- There are jobs everywhere. While big cities may have some allure for newly minted grads, the same article encourages graduates to look beyond New York, Boston, and San Francisco. Smaller and more rural cities can still have the social perks and transportation options they crave, while providing cheaper living expenses and more space.
- Have fun. There is a lot of encouragement given to young employees to enjoy themselves and not feel obligated to focus on finding either their perfect job or career right out of college. Instead, young professionals should absorb the experiences and appreciate the skills being learned.
Fostering Success for New Grads
How, then, can hiring managers help their newest employees? In addition to understanding the generational mindset and what they are expecting from an employer, it helps to have the right programs in place to foster growth. This means employers need to have the right training programs in place, even for entry-level jobs.
Even in the most basic roles, there is a need for critical thinking, customer service, and problem-solving. Organization and attention to detail are essential with any job description.
Hiring managers, in tandem with HR colleagues responsible for talent management, should consider training programs that go beyond teaching hard, specific, job-related tasks. Training for soft skills can, in the long run, have a significant benefit for the organization and its employees.
Cultural ideals can also factor into the development of the right training program. That means making sure employees have a clear sense of corporate values and providing information, mentors, and training that explain and reinforce those values.
Some companies are becoming more proactive with their potential future employees. Onboarding programs, webinars, and skills assessments can test for and teach employees technical knowledge early on in their careers.
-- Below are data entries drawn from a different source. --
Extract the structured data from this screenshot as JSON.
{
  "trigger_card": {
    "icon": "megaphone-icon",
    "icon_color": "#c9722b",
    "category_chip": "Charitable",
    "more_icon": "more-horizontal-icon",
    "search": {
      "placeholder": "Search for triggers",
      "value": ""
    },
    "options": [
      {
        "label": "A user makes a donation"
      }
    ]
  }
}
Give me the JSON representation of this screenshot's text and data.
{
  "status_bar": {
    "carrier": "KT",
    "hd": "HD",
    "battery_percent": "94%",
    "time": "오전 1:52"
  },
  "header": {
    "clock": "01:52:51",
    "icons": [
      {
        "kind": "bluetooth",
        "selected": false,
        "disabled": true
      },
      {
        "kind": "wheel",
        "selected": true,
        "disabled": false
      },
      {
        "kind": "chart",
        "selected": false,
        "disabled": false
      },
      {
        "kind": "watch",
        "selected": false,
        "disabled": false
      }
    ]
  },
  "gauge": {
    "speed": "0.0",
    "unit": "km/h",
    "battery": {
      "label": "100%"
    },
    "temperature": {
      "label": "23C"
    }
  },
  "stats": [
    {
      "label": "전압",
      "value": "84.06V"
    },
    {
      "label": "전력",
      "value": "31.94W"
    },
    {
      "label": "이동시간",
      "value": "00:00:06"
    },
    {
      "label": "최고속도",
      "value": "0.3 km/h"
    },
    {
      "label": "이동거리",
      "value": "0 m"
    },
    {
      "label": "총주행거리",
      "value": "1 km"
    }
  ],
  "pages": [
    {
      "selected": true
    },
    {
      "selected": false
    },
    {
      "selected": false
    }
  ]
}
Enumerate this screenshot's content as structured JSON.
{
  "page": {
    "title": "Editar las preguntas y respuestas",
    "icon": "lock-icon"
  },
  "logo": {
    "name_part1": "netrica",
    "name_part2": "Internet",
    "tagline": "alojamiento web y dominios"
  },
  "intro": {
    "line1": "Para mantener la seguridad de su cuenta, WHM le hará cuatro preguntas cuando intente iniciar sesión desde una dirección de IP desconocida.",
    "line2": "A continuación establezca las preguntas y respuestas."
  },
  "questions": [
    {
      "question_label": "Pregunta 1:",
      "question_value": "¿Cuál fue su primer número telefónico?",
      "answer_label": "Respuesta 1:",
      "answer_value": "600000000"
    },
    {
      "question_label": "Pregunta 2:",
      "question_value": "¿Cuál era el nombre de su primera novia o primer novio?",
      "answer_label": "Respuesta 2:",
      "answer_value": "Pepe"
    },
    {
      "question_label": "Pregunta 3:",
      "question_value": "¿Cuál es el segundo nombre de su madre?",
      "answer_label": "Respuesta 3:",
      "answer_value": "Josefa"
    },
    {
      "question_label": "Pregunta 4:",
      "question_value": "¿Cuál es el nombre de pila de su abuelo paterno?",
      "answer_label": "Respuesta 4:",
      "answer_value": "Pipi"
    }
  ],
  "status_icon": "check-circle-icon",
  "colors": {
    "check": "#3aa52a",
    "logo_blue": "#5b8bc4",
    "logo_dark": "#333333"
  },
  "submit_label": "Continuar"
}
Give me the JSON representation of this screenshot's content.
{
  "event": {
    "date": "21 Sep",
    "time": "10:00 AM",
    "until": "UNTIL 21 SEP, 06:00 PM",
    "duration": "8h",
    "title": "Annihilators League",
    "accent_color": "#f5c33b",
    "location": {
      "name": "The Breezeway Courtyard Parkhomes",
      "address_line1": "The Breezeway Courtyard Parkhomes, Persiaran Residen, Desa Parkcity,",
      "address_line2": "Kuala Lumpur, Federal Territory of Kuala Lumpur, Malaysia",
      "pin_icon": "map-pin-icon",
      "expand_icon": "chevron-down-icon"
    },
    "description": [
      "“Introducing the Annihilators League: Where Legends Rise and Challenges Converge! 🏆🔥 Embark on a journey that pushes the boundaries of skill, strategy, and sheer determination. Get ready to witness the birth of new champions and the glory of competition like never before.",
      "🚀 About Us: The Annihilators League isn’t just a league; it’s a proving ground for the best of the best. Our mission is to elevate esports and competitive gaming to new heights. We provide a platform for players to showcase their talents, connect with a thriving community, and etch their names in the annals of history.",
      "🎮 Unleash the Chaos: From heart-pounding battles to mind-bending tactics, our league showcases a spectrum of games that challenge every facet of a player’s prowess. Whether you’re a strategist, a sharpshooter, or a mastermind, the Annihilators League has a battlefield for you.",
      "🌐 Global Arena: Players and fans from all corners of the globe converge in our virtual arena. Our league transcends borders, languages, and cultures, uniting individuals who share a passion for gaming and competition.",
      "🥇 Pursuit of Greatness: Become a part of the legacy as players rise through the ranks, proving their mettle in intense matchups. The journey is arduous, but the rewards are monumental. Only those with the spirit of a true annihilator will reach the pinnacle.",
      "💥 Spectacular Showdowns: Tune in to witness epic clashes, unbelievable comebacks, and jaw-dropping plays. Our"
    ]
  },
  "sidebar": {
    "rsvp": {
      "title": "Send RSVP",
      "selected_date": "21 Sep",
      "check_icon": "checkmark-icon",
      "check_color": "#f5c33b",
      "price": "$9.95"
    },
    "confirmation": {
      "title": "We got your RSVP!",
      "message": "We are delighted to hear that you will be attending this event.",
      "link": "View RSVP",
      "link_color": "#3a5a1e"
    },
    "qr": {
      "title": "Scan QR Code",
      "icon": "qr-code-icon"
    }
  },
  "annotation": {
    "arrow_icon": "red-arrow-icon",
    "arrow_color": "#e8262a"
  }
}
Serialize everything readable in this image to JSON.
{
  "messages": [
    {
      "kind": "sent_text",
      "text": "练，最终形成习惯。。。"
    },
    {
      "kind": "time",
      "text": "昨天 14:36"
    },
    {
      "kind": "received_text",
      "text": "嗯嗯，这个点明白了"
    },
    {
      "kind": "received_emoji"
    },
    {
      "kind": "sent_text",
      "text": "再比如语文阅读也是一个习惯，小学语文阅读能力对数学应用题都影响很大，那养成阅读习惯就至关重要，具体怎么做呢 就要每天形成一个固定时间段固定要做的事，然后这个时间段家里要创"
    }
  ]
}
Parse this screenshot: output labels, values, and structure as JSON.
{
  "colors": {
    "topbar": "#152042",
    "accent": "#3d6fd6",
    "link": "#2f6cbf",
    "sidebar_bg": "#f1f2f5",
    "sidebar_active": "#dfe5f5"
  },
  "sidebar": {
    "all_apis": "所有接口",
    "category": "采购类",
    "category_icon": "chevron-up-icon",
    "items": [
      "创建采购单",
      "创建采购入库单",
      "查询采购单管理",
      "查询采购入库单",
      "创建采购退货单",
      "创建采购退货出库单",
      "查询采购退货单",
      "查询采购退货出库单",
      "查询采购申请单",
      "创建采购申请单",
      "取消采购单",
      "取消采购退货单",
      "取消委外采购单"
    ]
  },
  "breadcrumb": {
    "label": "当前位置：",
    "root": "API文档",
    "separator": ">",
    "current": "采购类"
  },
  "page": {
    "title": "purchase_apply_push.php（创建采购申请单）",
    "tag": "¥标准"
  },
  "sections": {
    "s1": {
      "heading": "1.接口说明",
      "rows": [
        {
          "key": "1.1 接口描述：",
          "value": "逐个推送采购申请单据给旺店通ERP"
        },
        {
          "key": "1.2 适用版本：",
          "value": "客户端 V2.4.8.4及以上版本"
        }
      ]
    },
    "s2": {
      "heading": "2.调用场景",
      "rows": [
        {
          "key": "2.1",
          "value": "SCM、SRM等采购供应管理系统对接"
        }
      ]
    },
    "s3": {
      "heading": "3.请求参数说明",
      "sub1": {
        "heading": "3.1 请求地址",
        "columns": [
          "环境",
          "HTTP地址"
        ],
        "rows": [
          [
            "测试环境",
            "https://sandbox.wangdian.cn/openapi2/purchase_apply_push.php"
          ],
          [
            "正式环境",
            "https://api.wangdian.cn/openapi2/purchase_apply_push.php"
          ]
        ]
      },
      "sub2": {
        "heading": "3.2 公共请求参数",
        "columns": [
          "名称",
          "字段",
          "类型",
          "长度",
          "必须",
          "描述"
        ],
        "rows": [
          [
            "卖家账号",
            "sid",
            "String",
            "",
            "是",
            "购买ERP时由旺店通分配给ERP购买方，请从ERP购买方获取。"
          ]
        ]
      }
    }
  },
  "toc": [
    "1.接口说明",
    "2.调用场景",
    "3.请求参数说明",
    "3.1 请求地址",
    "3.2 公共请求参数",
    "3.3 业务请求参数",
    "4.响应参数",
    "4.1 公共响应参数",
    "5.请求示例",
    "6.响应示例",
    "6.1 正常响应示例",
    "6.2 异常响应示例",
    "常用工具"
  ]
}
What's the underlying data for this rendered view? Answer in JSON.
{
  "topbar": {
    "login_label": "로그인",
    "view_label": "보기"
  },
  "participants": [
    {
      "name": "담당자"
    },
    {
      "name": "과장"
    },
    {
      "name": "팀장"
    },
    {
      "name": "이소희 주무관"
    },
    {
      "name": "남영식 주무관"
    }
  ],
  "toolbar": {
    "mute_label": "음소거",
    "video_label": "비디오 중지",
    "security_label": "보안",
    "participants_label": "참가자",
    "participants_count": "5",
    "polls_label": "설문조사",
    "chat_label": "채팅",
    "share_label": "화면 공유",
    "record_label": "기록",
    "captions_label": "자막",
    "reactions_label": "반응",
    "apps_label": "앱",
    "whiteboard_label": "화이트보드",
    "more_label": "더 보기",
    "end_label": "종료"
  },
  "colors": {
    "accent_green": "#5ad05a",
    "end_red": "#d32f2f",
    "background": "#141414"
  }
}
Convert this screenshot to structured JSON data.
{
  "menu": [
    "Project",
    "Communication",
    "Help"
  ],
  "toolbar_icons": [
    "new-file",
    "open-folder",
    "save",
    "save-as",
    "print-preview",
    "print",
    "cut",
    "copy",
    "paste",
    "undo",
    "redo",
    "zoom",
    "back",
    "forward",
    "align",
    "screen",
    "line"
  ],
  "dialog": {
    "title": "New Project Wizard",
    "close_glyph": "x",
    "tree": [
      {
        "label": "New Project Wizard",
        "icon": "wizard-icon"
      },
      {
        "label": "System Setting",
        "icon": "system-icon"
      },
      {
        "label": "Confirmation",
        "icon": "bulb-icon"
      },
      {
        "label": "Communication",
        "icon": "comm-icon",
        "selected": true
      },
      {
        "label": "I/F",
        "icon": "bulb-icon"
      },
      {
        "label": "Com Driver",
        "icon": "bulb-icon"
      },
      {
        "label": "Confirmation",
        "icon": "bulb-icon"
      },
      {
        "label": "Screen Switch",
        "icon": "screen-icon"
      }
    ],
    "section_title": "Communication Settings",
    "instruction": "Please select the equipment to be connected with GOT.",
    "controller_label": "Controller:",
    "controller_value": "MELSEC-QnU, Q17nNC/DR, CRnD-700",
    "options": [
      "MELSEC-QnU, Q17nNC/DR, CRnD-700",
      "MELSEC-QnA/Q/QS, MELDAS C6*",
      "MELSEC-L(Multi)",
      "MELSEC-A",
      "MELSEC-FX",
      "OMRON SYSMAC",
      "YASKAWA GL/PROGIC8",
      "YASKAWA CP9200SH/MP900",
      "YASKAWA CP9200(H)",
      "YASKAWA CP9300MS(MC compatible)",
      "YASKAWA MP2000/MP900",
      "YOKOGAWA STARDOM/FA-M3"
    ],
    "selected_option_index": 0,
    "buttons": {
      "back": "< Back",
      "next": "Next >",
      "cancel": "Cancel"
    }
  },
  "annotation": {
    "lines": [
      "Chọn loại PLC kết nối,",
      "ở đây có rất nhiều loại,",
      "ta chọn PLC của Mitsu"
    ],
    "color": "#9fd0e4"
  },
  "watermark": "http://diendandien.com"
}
Others are developing candidate pipelines that leverage social media tools and training programs to identify talented candidates and build relationships with that talent well before a specific job vacancy occurs.
With this much investment in employees and their growth, retention becomes essential. Younger employees are more apt to hop from job to job, believing that the experiences gained at different workplaces gives them a better understanding of an eventual career path.
Employers that can help younger workers see a viable, successful, and gainful career path within an organization not only retain talent, but eliminate the cost of replacing employees.
The Vocate Advantage
At Vocate, we help connect companies with talented employees for internships and full-time jobs. With Vocate, you can connect to talent that matches your specific needs, reduce the time and cost to hire, increase diversity, and streamline your application process for entry level jobs.
For college students and recent grads, Vocate helps match your talent with employers eager to provide great jobs after graduation. For graduate jobs, 2017 is shaping up to be a great year. Vocate provides you with a great way to complete one application for thousands of jobs in many industries and many locations. We provide tools, resources, services, and support to help you with a successful launch to your career.
Whether you are about to graduate or are a hiring manager looking for the next generation of talent, click here to get started with Vocate.